On the other hand, it’s crucial not to overestimate your project because people won’t purchase a new project for too high of a price.
Much like determining the value of an NFT, determining the floor price of an NFT is not something that is guaranteed to be done in the same way every time.
The NFT market is incredibly volatile, and it may sometimes seem like there are no actual rules, and it’s overly complicated to even attempt to invest in anything. Yet, there is a method to the NFT market madness; if there wasn’t, then NFTs wouldn’t be as big as they are now.
How is the NFT floor price derived?
Now that we know what is floor price NFT and the factors determining the NFT floor price, it’s time to see how one would be able to calculate the floor price. This is especially important for people who might be new to the NFT space.
If you know how to calculate the floor price of an NFT project you’re interested in, your chance of making a bad investment goes down rapidly.
Let’s say you’re browsing through an NFT marketplace, whichever one you prefer to use. As you’re looking around, a specific NFT catches your eye because the listed price is low, and your impulse is to buy, but before you do that, here is what you should do. You need to go to the project’s page and sort the prices from lowest to highest.
Once you’ve done that, you can see that there are several NFTs with lower prices than the initial NFT floor price. This happens because other buyers have sent their offers or bids for auctions.
Some NFT marketplaces, like OpenSea, are built to work a lot like eBay, and buyers have the option to send their bid, which is lower than the floor price set by the holder.
To circumvent these lower-than-floor prices, click the buy-now button. This will take you to the particular page that only contains the NFTs you can buy, and this is also the place where you can see what the NFT floor price is.
You can use several tools to track floor prices, so that part of the process could be simplified for you. One of the most popular floor tracking tools is called the Rarity tool. It tracks all kinds of metrics for NFTs, and floor price is one of them.
NFT floor price manipulation
Since floor price is one of the main factors we consider when determining the value of a certain NFT collection, this means that this price might be subject to manipulation. This only makes sense because the more people believe in the value of something, the more they are likely to buy it.
This is usually the motive of fraudulent sellers who set their prices unreasonably high or simply drive the sales with “fake” sales to their other wallets. Others might go as far as to attempt to crash the market by selling the bulk of their own NFTs, which scares other holders into selling out for a low price.
The NFT community is trying to combat these manipulations by encouraging holders not to sell for low prices.
One way how you, as a potential buyer, can avoid NFT floor price manipulation is by doing thorough research before making the purchase. So, this should be a big red flag if you see one NFT from a specific project being listed with a far lower price than the other NFTs from the same collection. There should be a bigger portion of NFTs with a similar price.
It’s also crucial to check the trading volume of NFTs because it can also tell you whether or not the floor price is being manipulated. Trading volume tells us how often NFTs are being traded. If the price is low, but the NFTs are not being traded much, it’s a clear sign that their value is lower than the stated price and that the holder is just trying to get rid of the unwanted assets.

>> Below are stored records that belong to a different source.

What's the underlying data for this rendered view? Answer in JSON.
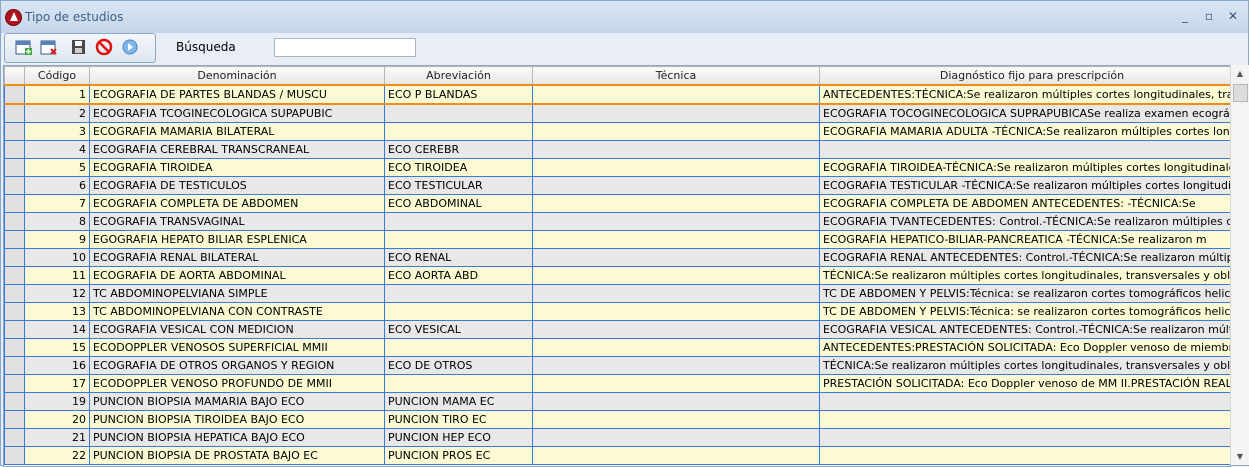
{
  "window": {
    "title": "Tipo de estudios",
    "minimize": "_",
    "maximize": "▫",
    "close": "✕"
  },
  "toolbar": {
    "buttons": [
      {
        "name": "new-record",
        "icon": "calendar-add-icon"
      },
      {
        "name": "delete-record",
        "icon": "calendar-delete-icon"
      },
      {
        "name": "save-record",
        "icon": "floppy-icon"
      },
      {
        "name": "cancel",
        "icon": "no-entry-icon"
      },
      {
        "name": "exit",
        "icon": "exit-icon"
      }
    ],
    "search_label": "Búsqueda",
    "search_value": ""
  },
  "columns": [
    "Código",
    "Denominación",
    "Abreviación",
    "Técnica",
    "Diagnóstico fijo para prescripción"
  ],
  "rows": [
    [
      "1",
      "ECOGRAFIA DE PARTES BLANDAS / MUSCU",
      "ECO P BLANDAS",
      "",
      "ANTECEDENTES:TÉCNICA:Se realizaron múltiples cortes longitudinales, transversales"
    ],
    [
      "2",
      "ECOGRAFIA TCOGINECOLOGICA SUPAPUBIC",
      "",
      "",
      "ECOGRAFIA  TOCOGINECOLOGICA SUPRAPUBICASe realiza examen ecográfico g"
    ],
    [
      "3",
      "ECOGRAFIA MAMARIA BILATERAL",
      "",
      "",
      "ECOGRAFIA MAMARIA ADULTA          -TÉCNICA:Se realizaron múltiples cortes longit"
    ],
    [
      "4",
      "ECOGRAFIA CEREBRAL TRANSCRANEAL",
      "ECO CEREBR",
      "",
      ""
    ],
    [
      "5",
      "ECOGRAFIA TIROIDEA",
      "ECO TIROIDEA",
      "",
      "ECOGRAFIA  TIROIDEA-TÉCNICA:Se realizaron múltiples cortes longitudinales, transv"
    ],
    [
      "6",
      "ECOGRAFIA DE TESTICULOS",
      "ECO TESTICULAR",
      "",
      "ECOGRAFIA TESTICULAR -TÉCNICA:Se realizaron múltiples cortes longitudinales, tra"
    ],
    [
      "7",
      "ECOGRAFIA COMPLETA DE ABDOMEN",
      "ECO ABDOMINAL",
      "",
      "ECOGRAFIA COMPLETA DE ABDOMEN ANTECEDENTES:                 -TÉCNICA:Se"
    ],
    [
      "8",
      "ECOGRAFIA TRANSVAGINAL",
      "",
      "",
      "ECOGRAFIA  TVANTECEDENTES: Control.-TÉCNICA:Se realizaron múltiples cortes l"
    ],
    [
      "9",
      "EGOGRAFIA HEPATO BILIAR ESPLENICA",
      "",
      "",
      "ECOGRAFIA HEPATICO-BILIAR-PANCREATICA                -TÉCNICA:Se realizaron m"
    ],
    [
      "10",
      "ECOGRAFIA RENAL BILATERAL",
      "ECO RENAL",
      "",
      "ECOGRAFIA RENAL ANTECEDENTES: Control.-TÉCNICA:Se realizaron múltiples co"
    ],
    [
      "11",
      "ECOGRAFIA DE AORTA ABDOMINAL",
      "ECO AORTA ABD",
      "",
      "TÉCNICA:Se realizaron múltiples cortes longitudinales, transversales y oblicuos en un e"
    ],
    [
      "12",
      "TC ABDOMINOPELVIANA SIMPLE",
      "",
      "",
      "TC DE ABDOMEN  Y PELVIS:Técnica: se realizaron cortes tomográficos helicoidales"
    ],
    [
      "13",
      "TC ABDOMINOPELVIANA CON CONTRASTE",
      "",
      "",
      "TC DE ABDOMEN  Y PELVIS:Técnica: se realizaron cortes tomográficos helicoidales"
    ],
    [
      "14",
      "ECOGRAFIA VESICAL CON MEDICION",
      "ECO VESICAL",
      "",
      "ECOGRAFIA VESICAL ANTECEDENTES: Control.-TÉCNICA:Se realizaron múltiples c"
    ],
    [
      "15",
      "ECODOPPLER VENOSOS SUPERFICIAL MMII",
      "",
      "",
      "ANTECEDENTES:PRESTACIÓN SOLICITADA: Eco Doppler venoso de miembros inf"
    ],
    [
      "16",
      "ECOGRAFIA DE OTROS ORGANOS Y REGION",
      "ECO DE OTROS",
      "",
      "TÉCNICA:Se realizaron múltiples cortes longitudinales, transversales y oblicuos en un e"
    ],
    [
      "17",
      "ECODOPPLER VENOSO PROFUNDO DE MMII",
      "",
      "",
      "PRESTACIÓN SOLICITADA: Eco Doppler venoso de MM II.PRESTACIÓN REALIZAD"
    ],
    [
      "19",
      "PUNCION BIOPSIA MAMARIA BAJO ECO",
      "PUNCION MAMA EC",
      "",
      ""
    ],
    [
      "20",
      "PUNCION BIOPSIA TIROIDEA BAJO ECO",
      "PUNCION TIRO EC",
      "",
      ""
    ],
    [
      "21",
      "PUNCION BIOPSIA HEPATICA BAJO ECO",
      "PUNCION HEP ECO",
      "",
      ""
    ],
    [
      "22",
      "PUNCION BIOPSIA DE PROSTATA BAJO EC",
      "PUNCION PROS EC",
      "",
      ""
    ]
  ]
}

NFT floor price flipping
This is the method used by experienced traders and investors. These people have spent plenty of time tracking the market, and they usually know how to use floor prices to their advantage. The idea is simple, you buy NFTs at a low floor price and sell them for a higher price. The execution is not always so simple.
You will be looking for people who are willing to sell their NFTs for a low price, either because they are panic-selling or because they simply don’t know what they have. If you want to try it, go to the marketplace and look for recently listed NFTs.